Obama starts inauguration day with visit to churchWASHINGTON (AP) — President Barack Obama began inauguration day listening to a church pastor counsel him to use his power to benefit others, and the nation.
WASHINGTON (AP) — President Barack Obama began inauguration day listening to a church pastor counsel him to use his power to benefit others, and the nation.
It was part of the sermon at St. John's Episcopal Church near the White House, where Obama and his family attended services Monday morning.
The presidential motorcade arrived shortly after 8:30 a.m. under crisp, cold skies outside the sanctuary. The president and first lady Michelle Obama emerged to pose briefly for photos with their daughters Sasha and Malia before entering the church. The first family sometimes attends Sunday worship at the church, which is across Lafayette Park from the White House.
Vice President Joe Biden and his family also attended.
Inside, R&B singer Ledisi, a favorite of Mrs. Obama's, sang a solo titled "I Feel Like Goin' On."
The sermon was delivered by Pastor Andy Stanley of North Point Community Church in Alpharetta, Ga., who asked what one does when they realize they're the most powerful person in that room. "You leverage that power for the benefit of other people in the room," Stanley said.
To the president, he said: "Mr. President, you have an awfully big room. It's as big as our nation."
Obama stood for a blessing from Bishop Vashti McKenzie of the Tenth Episcopal District, African Methodist Episcopal Church. She prayed for the president to be a "soothing presence in the White House when the stress and strain of leadership seeks a resting place."
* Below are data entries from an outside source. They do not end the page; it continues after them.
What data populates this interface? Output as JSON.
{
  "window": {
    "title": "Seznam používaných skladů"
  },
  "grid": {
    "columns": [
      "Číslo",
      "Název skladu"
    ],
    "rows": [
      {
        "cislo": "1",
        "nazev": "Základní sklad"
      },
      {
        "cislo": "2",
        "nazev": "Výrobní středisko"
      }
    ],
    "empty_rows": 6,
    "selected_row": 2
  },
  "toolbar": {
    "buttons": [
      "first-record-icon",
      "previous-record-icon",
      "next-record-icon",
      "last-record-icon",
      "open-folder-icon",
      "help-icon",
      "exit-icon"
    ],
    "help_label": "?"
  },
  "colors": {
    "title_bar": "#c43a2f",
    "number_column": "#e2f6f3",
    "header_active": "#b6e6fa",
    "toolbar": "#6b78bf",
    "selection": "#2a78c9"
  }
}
Obama exited to cheers from a waiting crowd, then headed back to the White House as time neared to take the oath of office for his second term.